By CONOR NICHOLL
WINONA -- The Triplains-Brewster High School girls' basketball team has enjoyed consistent production from all-league players Brittany Plummer and Shayna Rogge for the last two and a half years. As a freshman, Plummer, now the senior point guard, played on a two-win team. In 2011-12, Rogge entered high school and Triplains-Brewster bumped to six victories.
Last season, Kent Gfeller took over as coach, focused heavily on fundamentals, and Triplains-Brewster went 14-8.
This winter, Triplains-Brewster again has big seasons going for Plummer and Rogge. Gfeller continues to preach fundamentals. Now, the supporting cast has taken big strides.
"Our coach is pretty great with us," Rogge said. "He is encouraging, and we just work on a lot of basic stuff, which I think is the most important. It's basically him, and we have come together more as a family than anything."
Triplains-Brewster stands at 7-1 and is ranked No. 5 in Class 1A Division II. Triplains-Brewster, a co-operative in the fall and winter, has never made state in boys' or girls' basketball. Brewster's lone girls' appearance came in 2005. Triplains has never made the state basketball tournament. The 2013-14 could produce the best basketball season in either team's school history.
"A really big surprise to me," Plummer said. "We kind of wanted to play basketball and play our best and once we were 6-0, we thought, 'Hey, we can go to state.' That's our drive right now is just to make it to state."
Rogge averages 15.9 points, 6.5 rebounds and three steals, all team-highs. Plummer is at 11.3 points, a team-best 4.3 assists and 2.8 steals. The longtime best friends could each reach 1,000 points in their careers.

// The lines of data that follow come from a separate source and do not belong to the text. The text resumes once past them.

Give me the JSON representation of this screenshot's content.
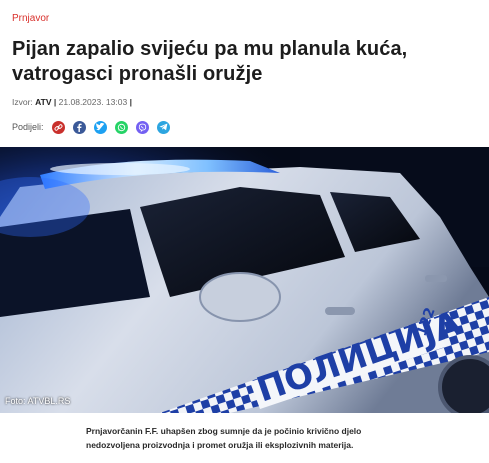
{
  "article": {
    "category": "Prnjavor",
    "title": "Pijan zapalio svijeću pa mu planula kuća, vatrogasci pronašli oružje",
    "source_label": "Izvor:",
    "source": "ATV",
    "date": "21.08.2023. 13:03",
    "share_label": "Podijeli:",
    "photo_credit": "Foto: ATVBL.RS",
    "car_text": "ПОЛИЦИЈА",
    "car_number": "122",
    "lead": "Prnjavorčanin F.F. uhapšen zbog sumnje da je počinio krivično djelo nedozvoljena proizvodnja i promet oružja ili eksplozivnih materija."
  },
  "share_buttons": [
    {
      "icon": "link-icon",
      "color": "#c9302c"
    },
    {
      "icon": "facebook-icon",
      "color": "#3b5998"
    },
    {
      "icon": "twitter-icon",
      "color": "#1da1f2"
    },
    {
      "icon": "whatsapp-icon",
      "color": "#25d366"
    },
    {
      "icon": "viber-icon",
      "color": "#7360f2"
    },
    {
      "icon": "telegram-icon",
      "color": "#2ca5e0"
    }
  ],
  "colors": {
    "accent": "#d9302b",
    "siren": "#4aa6ff"
  }
}
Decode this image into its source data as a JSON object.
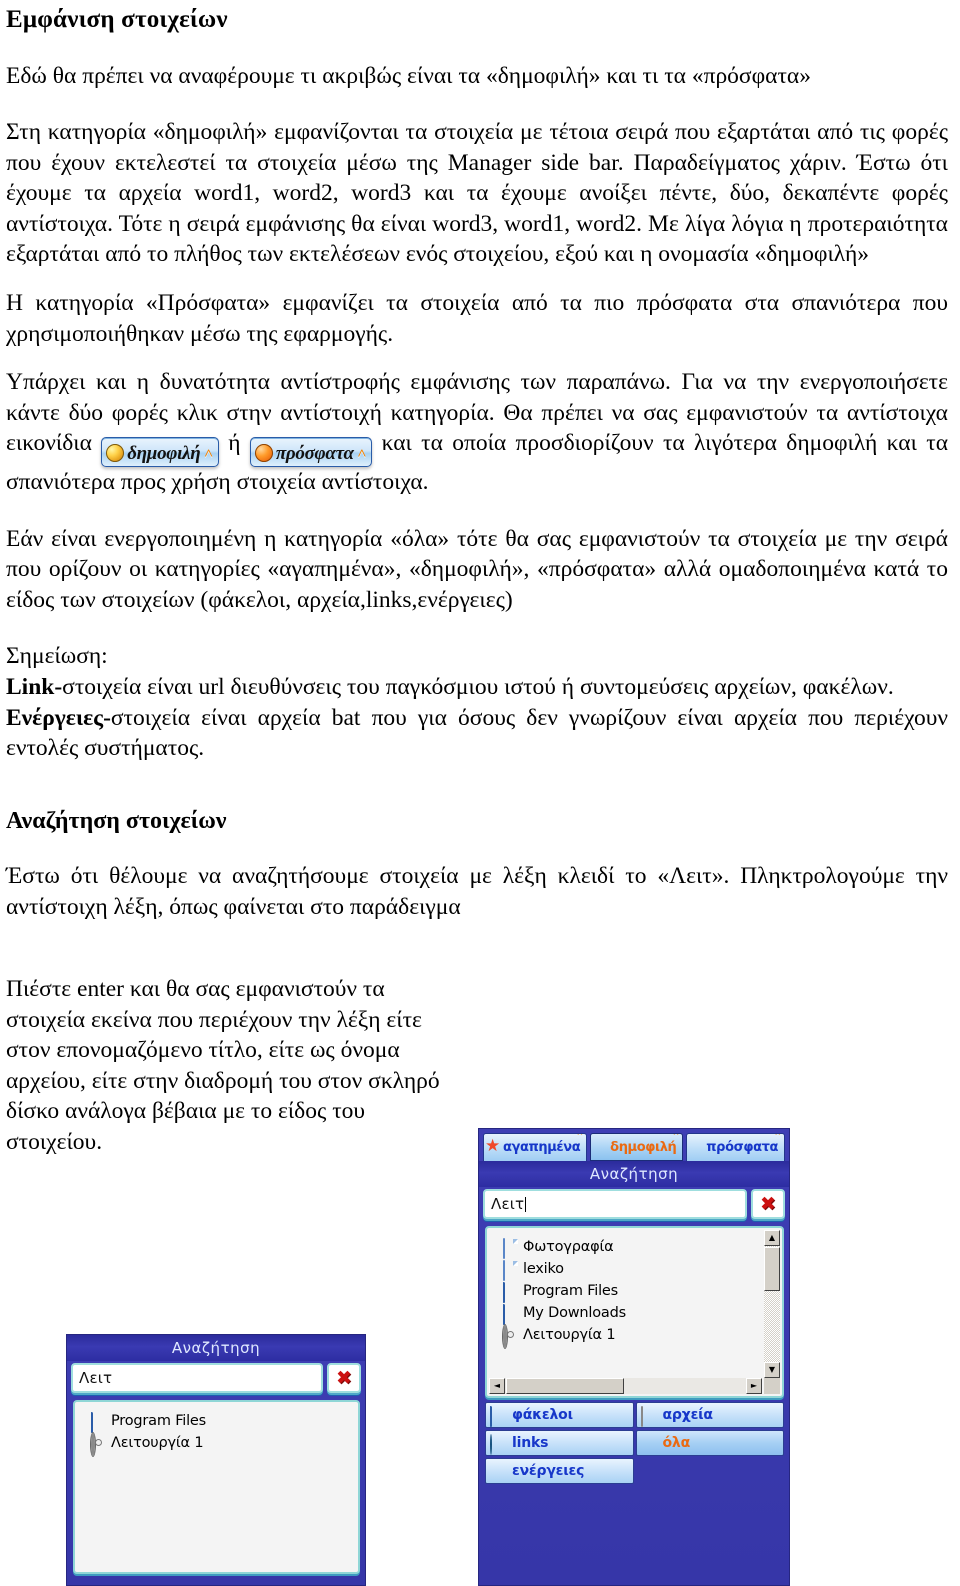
{
  "doc": {
    "heading1": "Εμφάνιση στοιχείων",
    "p1": "Εδώ θα πρέπει να αναφέρουμε τι ακριβώς είναι τα «δημοφιλή» και τι τα «πρόσφατα»",
    "p2": "Στη κατηγορία «δημοφιλή» εμφανίζονται τα στοιχεία με τέτοια σειρά που εξαρτάται από τις φορές που έχουν εκτελεστεί τα στοιχεία μέσω της Manager side bar. Παραδείγματος χάριν. Έστω ότι έχουμε τα αρχεία word1, word2, word3 και τα έχουμε ανοίξει πέντε, δύο, δεκαπέντε φορές αντίστοιχα. Τότε η σειρά εμφάνισης θα είναι word3, word1, word2. Με λίγα λόγια η προτεραιότητα εξαρτάται από το πλήθος των εκτελέσεων ενός στοιχείου, εξού και η ονομασία «δημοφιλή»",
    "p3": "Η κατηγορία «Πρόσφατα» εμφανίζει τα στοιχεία από τα πιο πρόσφατα στα σπανιότερα που χρησιμοποιήθηκαν μέσω της εφαρμογής.",
    "p4a": "Υπάρχει και η δυνατότητα αντίστροφής εμφάνισης των παραπάνω. Για να την ενεργοποιήσετε κάντε δύο φορές κλικ στην αντίστοιχή κατηγορία. Θα πρέπει να σας εμφανιστούν τα αντίστοιχα εικονίδια",
    "p4_or": "ή",
    "p4b": "και τα οποία προσδιορίζουν τα λιγότερα δημοφιλή και τα σπανιότερα προς χρήση στοιχεία αντίστοιχα.",
    "p5": "Εάν είναι ενεργοποιημένη η κατηγορία «όλα» τότε θα σας εμφανιστούν τα στοιχεία με την σειρά που ορίζουν οι κατηγορίες «αγαπημένα», «δημοφιλή», «πρόσφατα» αλλά ομαδοποιημένα κατά το είδος των στοιχείων (φάκελοι, αρχεία,links,ενέργειες)",
    "note_label": "Σημείωση:",
    "note_link_bold": "Link-",
    "note_link_rest": "στοιχεία είναι url διευθύνσεις του παγκόσμιου ιστού ή συντομεύσεις αρχείων, φακέλων.",
    "note_act_bold": "Ενέργειες-",
    "note_act_rest": "στοιχεία είναι αρχεία bat που για όσους δεν γνωρίζουν είναι αρχεία που περιέχουν εντολές συστήματος.",
    "heading2": "Αναζήτηση στοιχείων",
    "p6": "Έστω ότι θέλουμε να αναζητήσουμε στοιχεία με λέξη κλειδί το «Λειτ». Πληκτρολογούμε την αντίστοιχη λέξη, όπως φαίνεται στο παράδειγμα",
    "p7": "Πιέστε enter και θα σας εμφανιστούν τα στοιχεία εκείνα που περιέχουν την λέξη είτε στον επονομαζόμενο τίτλο, είτε ως όνομα αρχείου, είτε στην διαδρομή του στον σκληρό δίσκο ανάλογα βέβαια με το είδος του στοιχείου."
  },
  "inline_buttons": [
    {
      "label": "δημοφιλή",
      "icon": "popular-ball-icon",
      "caret": "˄"
    },
    {
      "label": "πρόσφατα",
      "icon": "recent-ball-icon",
      "caret": "˄"
    }
  ],
  "app_right": {
    "tabs": [
      {
        "label": "αγαπημένα",
        "icon": "star-icon",
        "selected": false,
        "color": "#1737c9"
      },
      {
        "label": "δημοφιλή",
        "icon": "popular-ball-icon",
        "selected": true,
        "color": "#ea6a12"
      },
      {
        "label": "πρόσφατα",
        "icon": "recent-ball-icon",
        "selected": false,
        "color": "#1737c9"
      }
    ],
    "title": "Αναζήτηση",
    "search_value": "Λειτ",
    "clear_icon": "close-x-icon",
    "list": [
      {
        "label": "Φωτογραφία",
        "icon": "file-icon"
      },
      {
        "label": "lexiko",
        "icon": "file-icon"
      },
      {
        "label": "Program Files",
        "icon": "folder-icon"
      },
      {
        "label": "My Downloads",
        "icon": "folder-icon"
      },
      {
        "label": "Λειτουργία 1",
        "icon": "gear-icon"
      }
    ],
    "scroll": {
      "up": "▲",
      "down": "▼",
      "left": "◄",
      "right": "►"
    },
    "buttons": [
      {
        "label": "φάκελοι",
        "icon": "folder-icon",
        "selected": false,
        "color": "#1737c9"
      },
      {
        "label": "αρχεία",
        "icon": "document-icon",
        "selected": false,
        "color": "#1737c9"
      },
      {
        "label": "links",
        "icon": "globe-icon",
        "selected": false,
        "color": "#1737c9"
      },
      {
        "label": "όλα",
        "icon": "grid-icon",
        "selected": true,
        "color": "#ea6a12"
      },
      {
        "label": "ενέργειες",
        "icon": "gears-icon",
        "selected": false,
        "color": "#1737c9"
      }
    ]
  },
  "app_left": {
    "title": "Αναζήτηση",
    "search_value": "Λειτ",
    "clear_icon": "close-x-icon",
    "list": [
      {
        "label": "Program Files",
        "icon": "folder-icon"
      },
      {
        "label": "Λειτουργία 1",
        "icon": "gear-icon"
      }
    ]
  },
  "colors": {
    "app_bg": "#3b3bb0",
    "tab_text": "#1737c9",
    "accent_orange": "#ea6a12",
    "clear_red": "#cc1111"
  }
}
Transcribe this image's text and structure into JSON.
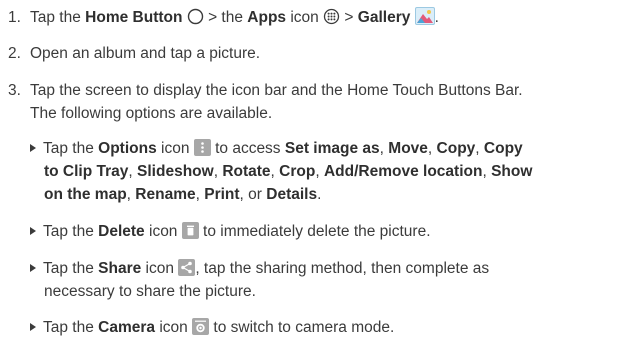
{
  "steps": [
    {
      "num": "1.",
      "t1": "Tap the ",
      "b1": "Home Button",
      "t2": " > the ",
      "b2": "Apps",
      "t3": " icon ",
      "t4": " > ",
      "b3": "Gallery",
      "t5": "."
    },
    {
      "num": "2.",
      "t1": "Open an album and tap a picture."
    },
    {
      "num": "3.",
      "t1": "Tap the screen to display the icon bar and the Home Touch Buttons Bar.",
      "t2": "The following options are available."
    }
  ],
  "bullets": {
    "options": {
      "t1": "Tap the ",
      "b1": "Options",
      "t2": " icon ",
      "t3": " to access ",
      "b2": "Set image as",
      "t4": ", ",
      "b3": "Move",
      "t5": ", ",
      "b4": "Copy",
      "t6": ", ",
      "b5": "Copy",
      "b6": "to Clip Tray",
      "t7": ", ",
      "b7": "Slideshow",
      "t8": ", ",
      "b8": "Rotate",
      "t9": ", ",
      "b9": "Crop",
      "t10": ", ",
      "b10": "Add/Remove location",
      "t11": ", ",
      "b11": "Show",
      "b12": "on the map",
      "t12": ", ",
      "b13": "Rename",
      "t13": ", ",
      "b14": "Print",
      "t14": ", or ",
      "b15": "Details",
      "t15": "."
    },
    "delete": {
      "t1": "Tap the ",
      "b1": "Delete",
      "t2": " icon ",
      "t3": " to immediately delete the picture."
    },
    "share": {
      "t1": "Tap the ",
      "b1": "Share",
      "t2": " icon ",
      "t3": ", tap the sharing method, then complete as",
      "t4": "necessary to share the picture."
    },
    "camera": {
      "t1": "Tap the ",
      "b1": "Camera",
      "t2": " icon ",
      "t3": " to switch to camera mode."
    }
  },
  "icons": {
    "home": "home-button-icon",
    "apps": "apps-icon",
    "gallery": "gallery-icon",
    "options": "options-icon",
    "delete": "delete-icon",
    "share": "share-icon",
    "camera": "camera-icon"
  },
  "colors": {
    "text": "#3b3b3b",
    "icon_gray": "#a7a7a7",
    "icon_blue": "#4aa6d8",
    "gallery_pink": "#e35a7a"
  }
}
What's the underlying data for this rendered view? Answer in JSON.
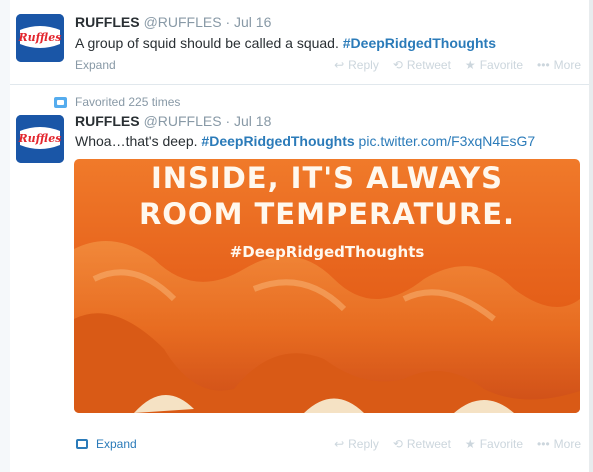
{
  "tweet1": {
    "name": "RUFFLES",
    "handle": "@RUFFLES",
    "separator": "·",
    "date": "Jul 16",
    "text": "A group of squid should be called a squad.",
    "hashtag": "#DeepRidgedThoughts",
    "expand": "Expand",
    "actions": {
      "reply": "Reply",
      "retweet": "Retweet",
      "favorite": "Favorite",
      "more": "More"
    }
  },
  "tweet2": {
    "favorited": "Favorited 225 times",
    "name": "RUFFLES",
    "handle": "@RUFFLES",
    "separator": "·",
    "date": "Jul 18",
    "text": "Whoa…that's deep.",
    "hashtag": "#DeepRidgedThoughts",
    "link": "pic.twitter.com/F3xqN4EsG7",
    "media": {
      "line1": "INSIDE, IT'S ALWAYS",
      "line2": "ROOM TEMPERATURE.",
      "tag": "#DeepRidgedThoughts"
    },
    "expand": "Expand",
    "actions": {
      "reply": "Reply",
      "retweet": "Retweet",
      "favorite": "Favorite",
      "more": "More"
    }
  },
  "avatar": {
    "logo_text": "Ruffles",
    "brand_color": "#1a56a7",
    "logo_color": "#e3262e"
  },
  "colors": {
    "link": "#2b7bb9",
    "muted": "#8899a6",
    "action": "#ccd6dd"
  },
  "icons": [
    "reply-icon",
    "retweet-icon",
    "favorite-star-icon",
    "more-dots-icon",
    "favorited-icon",
    "expand-media-icon"
  ]
}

"We always know where each other is on the court," Plummer said. "I know what she is going to do, and she knows what I am going to do. Off the court, too, we are best friends."
Rogge stands at 721 points and has shot 47 percent from the field, five percent better than any previous season. For her career, Rogge has averaged 14.7 points and 9.8 rebounds.
"She does fine," Gfeller, a Rule 10 coach who is a businessman and farmer in town, said. "We need to really get her the ball more. She is just so incredibly athletic, and she has really refined her basketball skills where she is becoming a basketball player. Last year, she was just pure athletic ability, but she is a lot better shot this year. She can hit the 15-footer, and no one can guard her going to the hole, she is just so quick."
Plummer, who is being recruited by Oklahoma Panhandle State University and Fort Hays State University among others, wants to possibly do rodeo in college, too. She has 805 career points with a strong 1.42 assist to turnover ratio this season. The 5-foot-3 left-handed shooting Plummer has a solid shot fake she developed this summer, including basketball camps.
"I went to the Garden City Buster camp, and the whole time we worked with the guards on shot faking and driving," Plummer said. "I practice it in practice just to get better at it everyday. I want to do rodeo, too, but I like basketball more."
Senior C.J. Lewellan and junior Alicia Barrie have enjoyed big improvements. Junior Dara Roulier has stepped up.
"The Lewallen girl, last year at the beginning of the season, she was an automatic turnover," Gfeller said. "We hammer the fundamentals everyday and she is a hustler. Now, I can trust her on the court and she makes a big difference. The Barrie girl has come a long way. It's not that the better girls have gotten that much better. The other girls are filling the gap and are more consistent now."
Sophomore center Kelly Lamb provides plenty of length. Barrie, Roulier and Lewellan average between four and 5.1 points per contest.
All four have between 3.5 and 6.5 rebounds. Roulier and Rogge are tied for the team lead with 52 rebounds.
"Last year, (C.J.) wasn't even starting 'B' team," Plummer said. "This year, her hustle and hard work has really paid off and she is starting 'A' team this year. She can make her shots."